Instructions for the task: Please write out every line of the material, leaving out any picture.

Data in this exercise:
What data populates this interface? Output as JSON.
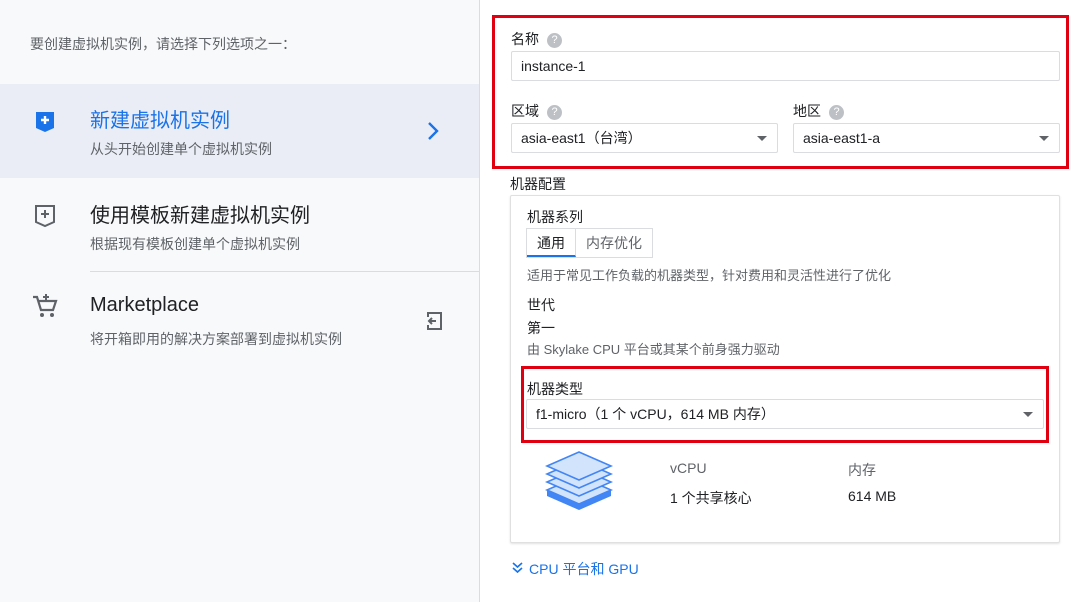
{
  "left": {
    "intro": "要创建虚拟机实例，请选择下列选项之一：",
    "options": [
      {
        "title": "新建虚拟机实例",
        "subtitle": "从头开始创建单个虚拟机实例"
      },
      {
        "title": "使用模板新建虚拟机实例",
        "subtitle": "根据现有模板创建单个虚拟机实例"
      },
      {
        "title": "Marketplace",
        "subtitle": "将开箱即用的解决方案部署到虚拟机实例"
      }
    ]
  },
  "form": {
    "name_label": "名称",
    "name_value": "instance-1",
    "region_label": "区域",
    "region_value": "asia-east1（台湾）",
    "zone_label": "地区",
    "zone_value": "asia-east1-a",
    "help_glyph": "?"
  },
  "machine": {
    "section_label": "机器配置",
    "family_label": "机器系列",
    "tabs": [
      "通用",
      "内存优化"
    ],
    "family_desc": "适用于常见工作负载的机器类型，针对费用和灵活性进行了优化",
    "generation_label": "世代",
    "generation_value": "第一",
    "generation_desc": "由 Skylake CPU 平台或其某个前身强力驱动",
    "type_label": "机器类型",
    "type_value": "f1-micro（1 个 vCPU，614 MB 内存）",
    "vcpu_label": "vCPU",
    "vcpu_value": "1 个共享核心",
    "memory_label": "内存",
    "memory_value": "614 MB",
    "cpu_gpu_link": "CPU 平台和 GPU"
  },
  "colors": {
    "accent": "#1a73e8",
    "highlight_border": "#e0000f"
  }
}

Written response:
What data populates this interface? Output as JSON.
{
  "left": {
    "intro": "要创建虚拟机实例，请选择下列选项之一：",
    "options": [
      {
        "title": "新建虚拟机实例",
        "subtitle": "从头开始创建单个虚拟机实例"
      },
      {
        "title": "使用模板新建虚拟机实例",
        "subtitle": "根据现有模板创建单个虚拟机实例"
      },
      {
        "title": "Marketplace",
        "subtitle": "将开箱即用的解决方案部署到虚拟机实例"
      }
    ]
  },
  "form": {
    "name_label": "名称",
    "name_value": "instance-1",
    "region_label": "区域",
    "region_value": "asia-east1（台湾）",
    "zone_label": "地区",
    "zone_value": "asia-east1-a",
    "help_glyph": "?"
  },
  "machine": {
    "section_label": "机器配置",
    "family_label": "机器系列",
    "tabs": [
      "通用",
      "内存优化"
    ],
    "family_desc": "适用于常见工作负载的机器类型，针对费用和灵活性进行了优化",
    "generation_label": "世代",
    "generation_value": "第一",
    "generation_desc": "由 Skylake CPU 平台或其某个前身强力驱动",
    "type_label": "机器类型",
    "type_value": "f1-micro（1 个 vCPU，614 MB 内存）",
    "vcpu_label": "vCPU",
    "vcpu_value": "1 个共享核心",
    "memory_label": "内存",
    "memory_value": "614 MB",
    "cpu_gpu_link": "CPU 平台和 GPU"
  },
  "colors": {
    "accent": "#1a73e8",
    "highlight_border": "#e0000f"
  }
}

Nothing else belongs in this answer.